I came to Kiev. I came to see for myself what is happening here. Of course, an hour after arriving at Maidan, you begin to understand that everything what you've read in dozens of articles, saw in TV news reports is total crap. In the upcoming reports I will try to, as objectively as possible, to sort out this new wave of Kiev revolution.

Usually reporters try to answer the question: “Who came out to Maidan and why.” Depending on the political leaning of MSM, the answers are different. Some say it's “fascists who came out to lynch the Moscali (Ukranian derogatory for Moscovites and Russians in general).”, some say “they're bums and slackers, who've got nothing better to do” and “instigators on the government payroll.” In reality, there is no answer. Those who came out are completely different. Remember, how a couple of years in Moscow there was a MSM buzzword “angry townspeople.” Here you see football fans, retirees, office plankton. And everyone is standing together. A sweet, ol' grandmother is pouring Molotv cocktail in a nationalists' bottles; and a manager of a large company is carrying ammunition to the student. And as it seems to me at this time, these people do not have a specific plan, nor idea of what to do next. Of course, individually, everyone has their own plan to “save Ukraine.” For some its “we need a couple of crates of AKs and grenades, we'll sort things out here quickly.” Others “need to ask the world community for help and bring in the UN troops.” At this time there is no central idea of what to do, an idea that can unite and point in one direction the people at Maidan.

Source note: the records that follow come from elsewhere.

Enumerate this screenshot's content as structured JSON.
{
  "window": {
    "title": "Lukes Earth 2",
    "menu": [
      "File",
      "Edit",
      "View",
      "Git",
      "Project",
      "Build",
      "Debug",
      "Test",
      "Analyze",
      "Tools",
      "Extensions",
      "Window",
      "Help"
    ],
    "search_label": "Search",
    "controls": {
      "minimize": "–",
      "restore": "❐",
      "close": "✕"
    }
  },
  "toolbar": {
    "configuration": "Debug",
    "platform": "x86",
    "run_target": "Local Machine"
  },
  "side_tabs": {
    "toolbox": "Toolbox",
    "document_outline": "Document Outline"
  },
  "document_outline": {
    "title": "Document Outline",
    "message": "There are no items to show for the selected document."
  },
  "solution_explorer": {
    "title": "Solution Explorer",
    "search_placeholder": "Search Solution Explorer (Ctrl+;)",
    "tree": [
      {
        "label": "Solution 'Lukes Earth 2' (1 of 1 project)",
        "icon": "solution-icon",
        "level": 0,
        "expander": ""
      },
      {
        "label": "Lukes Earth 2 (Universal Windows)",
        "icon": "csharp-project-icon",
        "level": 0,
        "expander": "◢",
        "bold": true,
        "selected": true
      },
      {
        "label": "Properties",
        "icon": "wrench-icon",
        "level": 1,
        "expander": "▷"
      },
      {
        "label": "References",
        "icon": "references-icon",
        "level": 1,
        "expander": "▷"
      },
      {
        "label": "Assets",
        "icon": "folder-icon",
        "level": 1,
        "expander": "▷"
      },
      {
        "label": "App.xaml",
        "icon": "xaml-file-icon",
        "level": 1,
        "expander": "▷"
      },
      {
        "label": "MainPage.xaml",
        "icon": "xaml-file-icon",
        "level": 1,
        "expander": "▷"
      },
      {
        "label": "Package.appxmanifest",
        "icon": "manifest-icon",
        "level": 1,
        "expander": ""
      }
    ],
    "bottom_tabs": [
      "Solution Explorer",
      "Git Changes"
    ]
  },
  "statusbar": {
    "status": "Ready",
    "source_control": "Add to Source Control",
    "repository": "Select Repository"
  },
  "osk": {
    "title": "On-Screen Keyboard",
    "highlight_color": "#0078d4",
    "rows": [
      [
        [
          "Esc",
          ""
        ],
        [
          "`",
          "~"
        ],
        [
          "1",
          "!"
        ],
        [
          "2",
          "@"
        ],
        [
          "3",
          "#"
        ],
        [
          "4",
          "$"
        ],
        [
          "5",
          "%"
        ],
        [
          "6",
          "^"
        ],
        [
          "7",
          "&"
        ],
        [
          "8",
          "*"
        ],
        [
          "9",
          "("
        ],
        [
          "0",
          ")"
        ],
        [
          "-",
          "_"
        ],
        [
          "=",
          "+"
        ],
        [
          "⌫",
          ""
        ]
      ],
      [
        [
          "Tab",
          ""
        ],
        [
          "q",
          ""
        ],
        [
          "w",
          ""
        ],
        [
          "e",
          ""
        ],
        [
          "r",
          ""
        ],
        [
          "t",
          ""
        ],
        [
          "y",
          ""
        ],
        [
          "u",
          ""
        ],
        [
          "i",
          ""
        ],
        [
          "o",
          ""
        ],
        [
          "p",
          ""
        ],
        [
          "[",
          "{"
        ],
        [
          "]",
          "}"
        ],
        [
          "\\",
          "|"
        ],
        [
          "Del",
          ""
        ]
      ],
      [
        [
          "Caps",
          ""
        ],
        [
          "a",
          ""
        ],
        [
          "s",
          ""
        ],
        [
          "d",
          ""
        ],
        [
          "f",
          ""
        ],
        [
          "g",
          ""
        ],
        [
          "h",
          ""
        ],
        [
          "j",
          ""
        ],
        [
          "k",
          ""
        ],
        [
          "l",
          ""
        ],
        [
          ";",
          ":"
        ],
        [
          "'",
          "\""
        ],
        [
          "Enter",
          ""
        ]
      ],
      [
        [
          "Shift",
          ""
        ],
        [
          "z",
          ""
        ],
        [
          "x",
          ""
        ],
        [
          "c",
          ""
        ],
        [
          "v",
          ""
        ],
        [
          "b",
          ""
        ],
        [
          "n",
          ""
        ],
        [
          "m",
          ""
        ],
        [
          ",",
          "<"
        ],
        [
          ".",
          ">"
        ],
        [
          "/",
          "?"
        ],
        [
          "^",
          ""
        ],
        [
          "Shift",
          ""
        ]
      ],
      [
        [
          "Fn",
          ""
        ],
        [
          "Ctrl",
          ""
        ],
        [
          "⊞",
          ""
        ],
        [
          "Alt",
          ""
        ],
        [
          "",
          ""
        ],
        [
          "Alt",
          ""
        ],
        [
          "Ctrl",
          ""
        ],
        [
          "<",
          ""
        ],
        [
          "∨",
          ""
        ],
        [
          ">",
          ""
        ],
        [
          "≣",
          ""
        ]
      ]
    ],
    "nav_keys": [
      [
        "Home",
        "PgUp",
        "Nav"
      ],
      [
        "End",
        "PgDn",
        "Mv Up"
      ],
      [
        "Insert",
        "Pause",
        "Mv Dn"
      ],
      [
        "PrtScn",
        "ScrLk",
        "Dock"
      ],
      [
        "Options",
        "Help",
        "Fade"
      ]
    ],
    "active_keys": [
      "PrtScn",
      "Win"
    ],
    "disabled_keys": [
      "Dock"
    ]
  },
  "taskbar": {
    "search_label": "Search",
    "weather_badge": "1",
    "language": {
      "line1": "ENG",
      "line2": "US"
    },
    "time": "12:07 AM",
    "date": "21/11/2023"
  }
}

The only thing that is completely clear – people came out against Yanukovich.

The burning barricades are visited by people who have come to let out anger and resentment that have accumulated over the years – for the excesses of cops; for the corruption; for the 'golden toilet'; for the stupidity of the sell-out officials. An elderly man, 80 years of age, walks up to young guys in masks and asks them for a bottle of flaming liquid. They ask him:

“- Grandad, you wont be able to throw it far enough!
- Just give me one, I want to show these beasts that they cannot treat me like this”

Unfortunately, the Ukranians had bad luck with opposition. The street mob is not controlled by anyone. Klichko and his company met with Yanukovch yesterday. Later they came out to the people, began to say something, but no one believes them. And no one wants to follow them. The main mass of people are completely non-political. They come out to kick Yanukovich and his company's ass. Everyone has their own grievances and vision of the future.

There are very real battles on the streets of Kiev right now. Unfortunately, Yanukovich is far, so the Berkut (Ukranian SWAT) and soldiers have to play the role of Yanukovich' ass. The scenery in Kiev is scary. Black smoke, burning barricades and constant explosions. Berkut's flashbangs and the protestors' fireworks explode in the streets. Each side is shooting at the other and there are already first casualties(2 to 5 based on different sources).

Let's go to the barricades?

read more... )
yes_justice: (dolphin equals love)
Excellent documentary by the esteemed humanist Stephen Fry about the worldwide problem of homophobia.





yes_justice: (dolphin equals love)
The end just chokes me up, to this day.

Page generated Jul. 23rd, 2017 08:33 pm
Powered by Dreamwidth Studios